EXERCISE. How many lines of these entries hold the string "thật"? Answer with the number alone.

- Opening Delimiter -

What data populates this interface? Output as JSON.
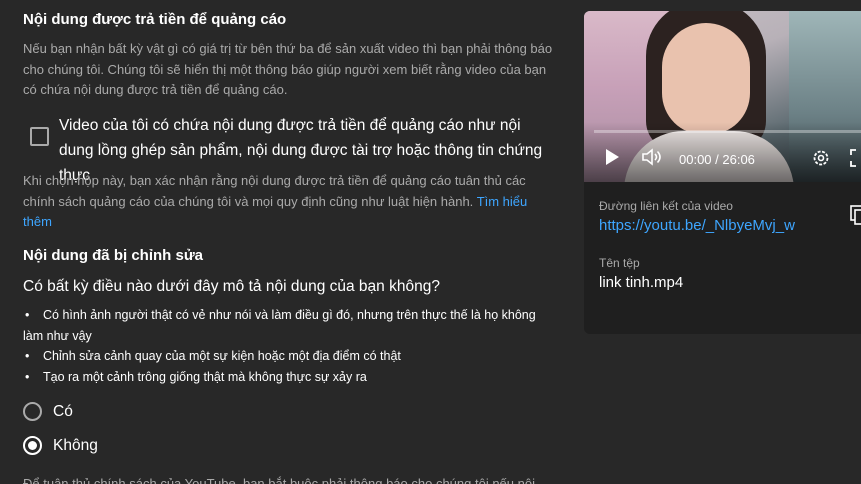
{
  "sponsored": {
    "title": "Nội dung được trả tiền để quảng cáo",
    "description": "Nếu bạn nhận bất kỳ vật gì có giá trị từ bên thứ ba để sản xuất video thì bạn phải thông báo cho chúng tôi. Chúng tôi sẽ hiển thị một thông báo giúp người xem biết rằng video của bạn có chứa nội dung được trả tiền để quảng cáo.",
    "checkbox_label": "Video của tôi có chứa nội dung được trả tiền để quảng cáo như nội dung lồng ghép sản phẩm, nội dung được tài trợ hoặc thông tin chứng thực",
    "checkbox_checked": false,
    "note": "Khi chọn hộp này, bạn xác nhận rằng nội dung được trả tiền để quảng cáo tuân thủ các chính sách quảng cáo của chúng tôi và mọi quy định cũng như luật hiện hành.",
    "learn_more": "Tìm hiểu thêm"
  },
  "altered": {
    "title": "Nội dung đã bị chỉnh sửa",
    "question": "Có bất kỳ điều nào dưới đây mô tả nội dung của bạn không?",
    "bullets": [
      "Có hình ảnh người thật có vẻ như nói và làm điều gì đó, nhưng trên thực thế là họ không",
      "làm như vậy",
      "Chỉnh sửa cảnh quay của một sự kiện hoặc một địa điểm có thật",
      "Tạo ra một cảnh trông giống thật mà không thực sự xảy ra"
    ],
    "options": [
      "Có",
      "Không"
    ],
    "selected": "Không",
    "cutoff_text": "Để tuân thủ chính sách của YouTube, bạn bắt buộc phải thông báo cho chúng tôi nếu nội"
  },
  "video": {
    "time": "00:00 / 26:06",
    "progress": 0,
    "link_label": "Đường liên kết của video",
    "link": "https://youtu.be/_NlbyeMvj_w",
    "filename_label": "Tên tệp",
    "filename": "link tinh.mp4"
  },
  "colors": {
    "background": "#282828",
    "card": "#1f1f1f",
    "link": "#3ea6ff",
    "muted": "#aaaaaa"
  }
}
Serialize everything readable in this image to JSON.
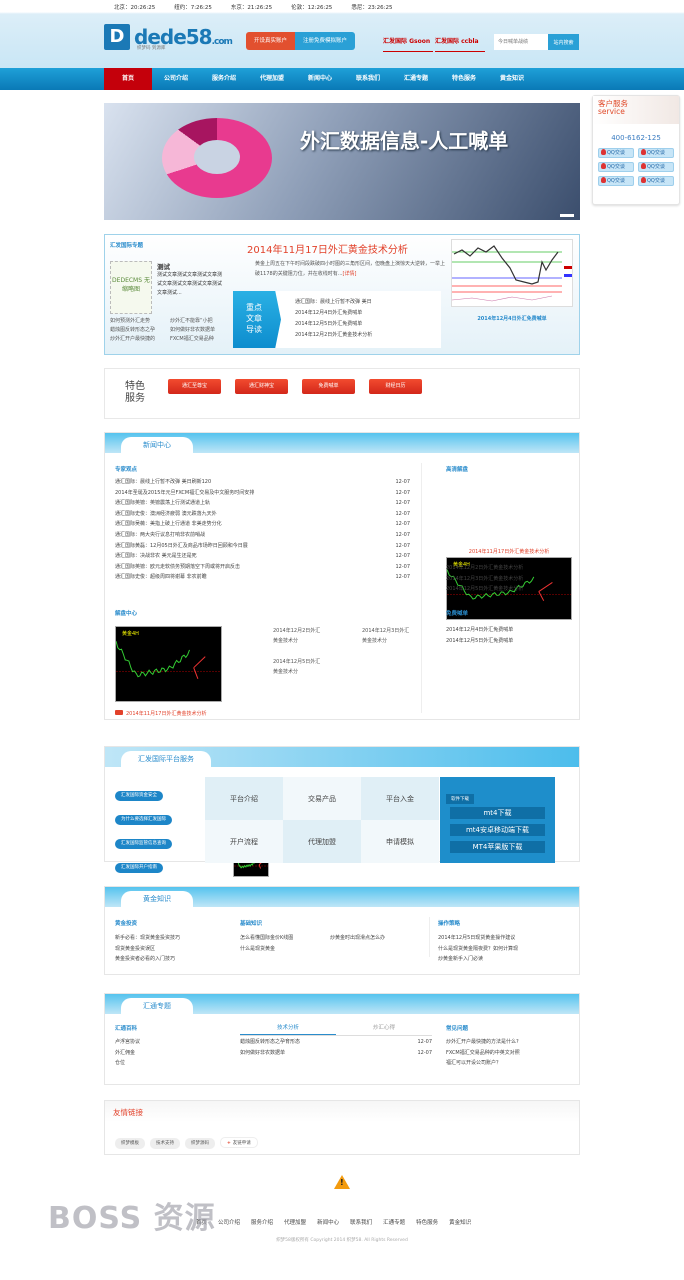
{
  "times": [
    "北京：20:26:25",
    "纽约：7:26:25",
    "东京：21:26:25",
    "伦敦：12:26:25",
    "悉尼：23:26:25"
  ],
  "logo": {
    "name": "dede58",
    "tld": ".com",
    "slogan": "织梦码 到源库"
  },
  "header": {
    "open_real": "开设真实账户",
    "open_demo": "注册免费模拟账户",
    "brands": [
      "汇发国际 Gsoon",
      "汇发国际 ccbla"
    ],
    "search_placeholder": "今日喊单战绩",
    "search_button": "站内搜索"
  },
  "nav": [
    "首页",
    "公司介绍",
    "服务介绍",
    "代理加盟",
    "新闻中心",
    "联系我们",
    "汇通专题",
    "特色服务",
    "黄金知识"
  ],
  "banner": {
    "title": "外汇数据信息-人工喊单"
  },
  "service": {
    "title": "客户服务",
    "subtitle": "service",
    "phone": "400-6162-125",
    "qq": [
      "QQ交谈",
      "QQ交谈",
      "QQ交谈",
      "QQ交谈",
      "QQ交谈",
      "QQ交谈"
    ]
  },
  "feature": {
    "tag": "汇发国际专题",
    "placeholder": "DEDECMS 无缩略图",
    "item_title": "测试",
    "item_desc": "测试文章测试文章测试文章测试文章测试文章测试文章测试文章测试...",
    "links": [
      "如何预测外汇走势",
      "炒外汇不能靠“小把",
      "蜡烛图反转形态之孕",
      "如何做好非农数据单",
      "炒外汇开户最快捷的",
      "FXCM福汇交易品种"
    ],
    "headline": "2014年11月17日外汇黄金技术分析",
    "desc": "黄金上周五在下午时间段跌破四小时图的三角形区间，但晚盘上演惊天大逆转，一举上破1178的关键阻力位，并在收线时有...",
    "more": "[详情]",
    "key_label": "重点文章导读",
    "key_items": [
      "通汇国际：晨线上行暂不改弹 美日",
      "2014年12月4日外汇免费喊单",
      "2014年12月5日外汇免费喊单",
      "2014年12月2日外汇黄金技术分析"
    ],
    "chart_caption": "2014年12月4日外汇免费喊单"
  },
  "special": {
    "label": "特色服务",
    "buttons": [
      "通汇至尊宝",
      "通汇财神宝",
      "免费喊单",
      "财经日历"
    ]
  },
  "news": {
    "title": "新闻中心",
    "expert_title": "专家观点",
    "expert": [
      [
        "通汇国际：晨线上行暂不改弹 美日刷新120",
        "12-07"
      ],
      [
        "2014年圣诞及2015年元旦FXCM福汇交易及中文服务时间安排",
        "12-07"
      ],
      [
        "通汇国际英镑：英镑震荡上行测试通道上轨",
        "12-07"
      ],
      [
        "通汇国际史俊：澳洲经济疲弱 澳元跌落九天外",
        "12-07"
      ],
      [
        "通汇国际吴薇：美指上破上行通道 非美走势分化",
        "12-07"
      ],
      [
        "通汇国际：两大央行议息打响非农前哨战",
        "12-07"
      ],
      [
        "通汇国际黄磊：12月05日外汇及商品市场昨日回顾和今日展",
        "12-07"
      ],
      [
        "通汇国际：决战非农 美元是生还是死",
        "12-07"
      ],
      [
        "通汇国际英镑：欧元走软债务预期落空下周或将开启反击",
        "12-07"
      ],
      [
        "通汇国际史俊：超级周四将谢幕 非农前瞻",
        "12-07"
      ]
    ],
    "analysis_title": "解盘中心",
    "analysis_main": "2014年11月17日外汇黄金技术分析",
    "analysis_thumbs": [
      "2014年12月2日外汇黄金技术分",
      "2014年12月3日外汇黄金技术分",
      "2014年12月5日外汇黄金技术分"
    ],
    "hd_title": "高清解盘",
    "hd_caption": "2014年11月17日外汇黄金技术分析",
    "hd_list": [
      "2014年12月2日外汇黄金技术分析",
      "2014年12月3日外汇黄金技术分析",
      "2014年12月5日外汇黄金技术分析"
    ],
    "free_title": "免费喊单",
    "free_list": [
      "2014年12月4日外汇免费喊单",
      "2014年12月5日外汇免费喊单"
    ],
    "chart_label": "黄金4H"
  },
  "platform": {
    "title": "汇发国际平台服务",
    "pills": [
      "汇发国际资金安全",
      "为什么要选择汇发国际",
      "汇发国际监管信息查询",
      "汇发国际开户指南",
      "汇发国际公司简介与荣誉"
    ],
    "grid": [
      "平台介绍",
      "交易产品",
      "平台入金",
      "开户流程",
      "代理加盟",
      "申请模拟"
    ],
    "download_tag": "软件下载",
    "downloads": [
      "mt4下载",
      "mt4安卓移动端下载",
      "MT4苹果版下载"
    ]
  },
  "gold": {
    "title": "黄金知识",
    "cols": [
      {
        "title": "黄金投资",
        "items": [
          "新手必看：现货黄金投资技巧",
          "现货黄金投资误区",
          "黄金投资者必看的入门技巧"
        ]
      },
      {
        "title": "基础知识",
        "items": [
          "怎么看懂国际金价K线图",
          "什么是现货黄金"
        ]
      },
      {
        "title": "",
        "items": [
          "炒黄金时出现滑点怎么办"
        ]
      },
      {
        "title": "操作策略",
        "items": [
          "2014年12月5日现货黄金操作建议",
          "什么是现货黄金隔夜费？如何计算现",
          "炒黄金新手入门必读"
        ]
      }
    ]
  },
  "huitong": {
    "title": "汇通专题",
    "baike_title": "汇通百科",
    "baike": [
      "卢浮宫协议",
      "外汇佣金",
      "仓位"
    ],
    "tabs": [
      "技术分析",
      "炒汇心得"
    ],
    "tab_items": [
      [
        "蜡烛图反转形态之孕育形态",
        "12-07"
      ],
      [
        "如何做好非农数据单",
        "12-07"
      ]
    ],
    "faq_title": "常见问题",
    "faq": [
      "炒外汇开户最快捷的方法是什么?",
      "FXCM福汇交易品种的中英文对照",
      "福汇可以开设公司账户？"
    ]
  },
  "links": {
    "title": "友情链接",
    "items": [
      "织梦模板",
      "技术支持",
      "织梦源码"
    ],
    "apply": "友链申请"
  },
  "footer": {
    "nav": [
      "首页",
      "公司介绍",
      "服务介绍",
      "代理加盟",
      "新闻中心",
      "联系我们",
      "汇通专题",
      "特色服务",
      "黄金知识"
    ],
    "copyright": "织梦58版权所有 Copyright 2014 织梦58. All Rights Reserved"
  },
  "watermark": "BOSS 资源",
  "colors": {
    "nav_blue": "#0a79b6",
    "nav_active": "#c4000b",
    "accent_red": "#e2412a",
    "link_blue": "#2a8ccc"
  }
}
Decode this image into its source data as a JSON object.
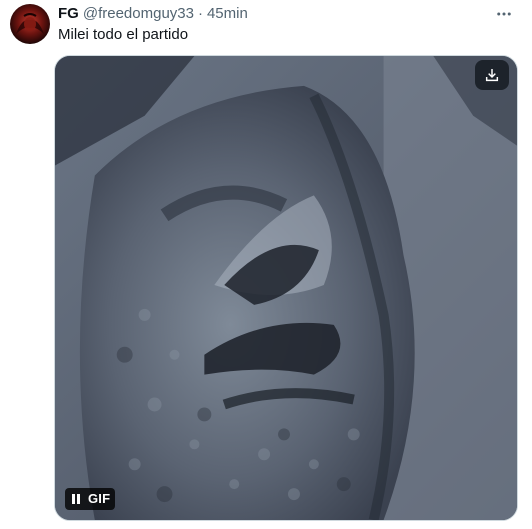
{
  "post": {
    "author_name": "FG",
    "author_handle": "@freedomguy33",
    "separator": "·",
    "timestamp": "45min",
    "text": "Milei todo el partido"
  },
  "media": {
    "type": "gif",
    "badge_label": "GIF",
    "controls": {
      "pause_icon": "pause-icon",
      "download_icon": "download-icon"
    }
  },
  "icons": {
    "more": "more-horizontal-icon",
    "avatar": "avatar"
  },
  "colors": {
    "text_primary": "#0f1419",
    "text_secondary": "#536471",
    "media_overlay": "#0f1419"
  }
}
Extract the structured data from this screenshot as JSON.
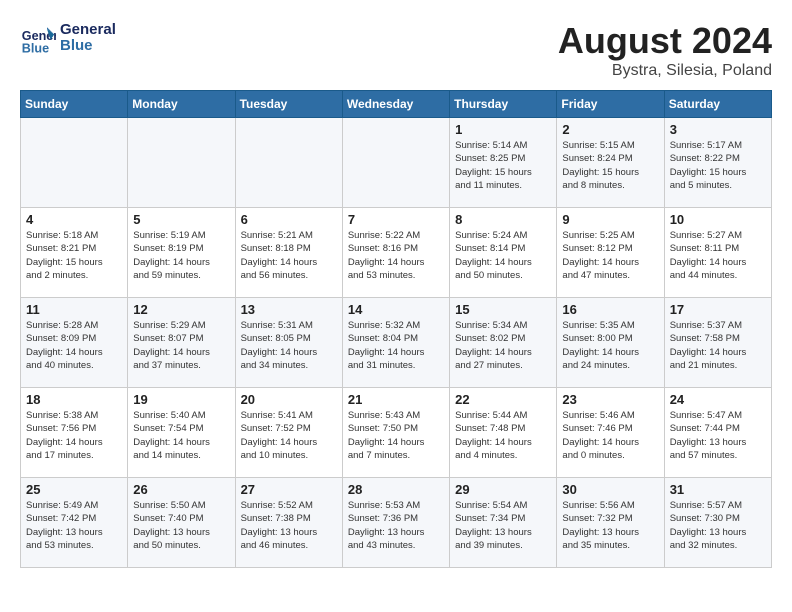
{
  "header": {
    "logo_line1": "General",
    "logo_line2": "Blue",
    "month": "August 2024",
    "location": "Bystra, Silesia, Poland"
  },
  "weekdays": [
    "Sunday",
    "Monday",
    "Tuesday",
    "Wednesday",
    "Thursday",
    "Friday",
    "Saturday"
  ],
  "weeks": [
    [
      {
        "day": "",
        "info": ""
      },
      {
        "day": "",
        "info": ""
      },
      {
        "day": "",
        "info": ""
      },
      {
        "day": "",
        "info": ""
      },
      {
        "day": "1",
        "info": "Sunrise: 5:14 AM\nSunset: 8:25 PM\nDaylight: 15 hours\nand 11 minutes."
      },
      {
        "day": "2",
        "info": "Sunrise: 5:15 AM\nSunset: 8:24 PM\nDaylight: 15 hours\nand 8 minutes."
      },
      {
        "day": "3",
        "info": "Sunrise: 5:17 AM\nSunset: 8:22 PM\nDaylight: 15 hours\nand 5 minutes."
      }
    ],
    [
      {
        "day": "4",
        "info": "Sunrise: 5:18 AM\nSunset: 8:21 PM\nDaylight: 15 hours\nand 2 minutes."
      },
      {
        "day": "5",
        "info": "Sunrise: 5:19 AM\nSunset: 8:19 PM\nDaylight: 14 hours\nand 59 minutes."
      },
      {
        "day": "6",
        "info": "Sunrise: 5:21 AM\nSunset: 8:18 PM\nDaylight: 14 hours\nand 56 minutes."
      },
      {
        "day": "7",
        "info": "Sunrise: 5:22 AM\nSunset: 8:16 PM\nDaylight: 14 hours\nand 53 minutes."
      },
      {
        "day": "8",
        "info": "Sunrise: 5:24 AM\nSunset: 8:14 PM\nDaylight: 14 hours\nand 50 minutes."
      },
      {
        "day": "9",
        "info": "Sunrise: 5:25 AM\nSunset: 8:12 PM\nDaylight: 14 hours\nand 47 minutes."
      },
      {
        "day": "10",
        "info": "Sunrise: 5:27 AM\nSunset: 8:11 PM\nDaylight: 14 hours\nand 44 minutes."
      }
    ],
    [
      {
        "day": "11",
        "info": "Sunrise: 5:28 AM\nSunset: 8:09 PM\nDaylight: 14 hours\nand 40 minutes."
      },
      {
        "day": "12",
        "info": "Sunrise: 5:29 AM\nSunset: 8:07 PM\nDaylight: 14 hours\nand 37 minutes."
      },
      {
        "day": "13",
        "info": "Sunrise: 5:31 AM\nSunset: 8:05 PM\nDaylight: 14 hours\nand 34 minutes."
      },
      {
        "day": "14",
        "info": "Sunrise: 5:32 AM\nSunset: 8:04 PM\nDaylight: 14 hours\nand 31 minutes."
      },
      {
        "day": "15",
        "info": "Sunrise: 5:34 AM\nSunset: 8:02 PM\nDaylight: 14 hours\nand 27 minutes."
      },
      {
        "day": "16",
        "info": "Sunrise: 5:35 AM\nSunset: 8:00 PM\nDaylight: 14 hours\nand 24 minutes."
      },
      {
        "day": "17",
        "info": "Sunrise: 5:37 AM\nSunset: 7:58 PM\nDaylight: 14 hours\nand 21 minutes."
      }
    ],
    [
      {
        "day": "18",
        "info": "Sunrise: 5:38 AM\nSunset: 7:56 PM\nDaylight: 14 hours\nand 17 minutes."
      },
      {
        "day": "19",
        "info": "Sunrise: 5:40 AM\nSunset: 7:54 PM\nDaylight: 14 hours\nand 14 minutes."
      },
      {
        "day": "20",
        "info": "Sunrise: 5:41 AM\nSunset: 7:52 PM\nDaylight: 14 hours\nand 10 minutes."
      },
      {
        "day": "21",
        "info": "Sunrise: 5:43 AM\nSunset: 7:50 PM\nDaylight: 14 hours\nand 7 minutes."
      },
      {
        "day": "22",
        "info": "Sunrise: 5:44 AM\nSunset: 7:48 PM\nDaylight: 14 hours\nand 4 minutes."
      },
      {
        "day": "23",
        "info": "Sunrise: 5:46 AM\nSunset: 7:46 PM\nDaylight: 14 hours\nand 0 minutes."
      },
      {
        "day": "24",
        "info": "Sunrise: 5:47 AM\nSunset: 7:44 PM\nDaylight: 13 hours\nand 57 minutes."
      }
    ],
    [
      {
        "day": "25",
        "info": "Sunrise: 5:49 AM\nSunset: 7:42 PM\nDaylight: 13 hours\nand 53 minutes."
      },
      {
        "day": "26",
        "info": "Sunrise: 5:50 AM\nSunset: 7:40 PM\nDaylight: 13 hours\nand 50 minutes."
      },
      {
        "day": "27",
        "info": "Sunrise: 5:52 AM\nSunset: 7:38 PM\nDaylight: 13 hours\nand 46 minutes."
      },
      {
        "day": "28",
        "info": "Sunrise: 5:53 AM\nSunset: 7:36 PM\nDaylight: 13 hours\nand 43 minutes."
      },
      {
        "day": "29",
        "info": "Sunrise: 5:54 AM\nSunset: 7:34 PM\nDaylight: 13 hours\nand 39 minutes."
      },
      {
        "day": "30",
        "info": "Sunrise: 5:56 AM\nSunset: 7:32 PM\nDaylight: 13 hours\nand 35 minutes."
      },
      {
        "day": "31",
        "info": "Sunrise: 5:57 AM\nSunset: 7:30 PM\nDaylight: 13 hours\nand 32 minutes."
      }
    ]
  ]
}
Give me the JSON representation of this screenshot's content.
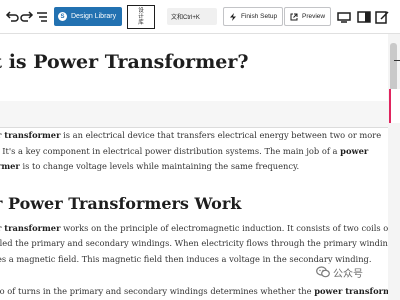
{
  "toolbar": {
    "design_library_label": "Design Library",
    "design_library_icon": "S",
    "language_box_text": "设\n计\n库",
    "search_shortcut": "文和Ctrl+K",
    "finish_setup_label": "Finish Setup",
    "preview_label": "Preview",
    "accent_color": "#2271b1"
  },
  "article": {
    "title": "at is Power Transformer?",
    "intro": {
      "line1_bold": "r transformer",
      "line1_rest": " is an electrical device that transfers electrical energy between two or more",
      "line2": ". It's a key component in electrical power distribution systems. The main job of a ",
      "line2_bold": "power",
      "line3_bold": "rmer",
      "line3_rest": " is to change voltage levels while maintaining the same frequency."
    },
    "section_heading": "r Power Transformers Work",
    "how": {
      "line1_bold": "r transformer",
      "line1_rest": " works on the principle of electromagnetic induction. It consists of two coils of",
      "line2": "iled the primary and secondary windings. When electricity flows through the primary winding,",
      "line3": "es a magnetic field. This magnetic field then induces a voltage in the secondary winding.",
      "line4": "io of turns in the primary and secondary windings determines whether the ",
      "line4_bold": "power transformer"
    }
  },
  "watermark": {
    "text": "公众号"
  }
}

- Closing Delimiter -

TASK SOLUTION. 3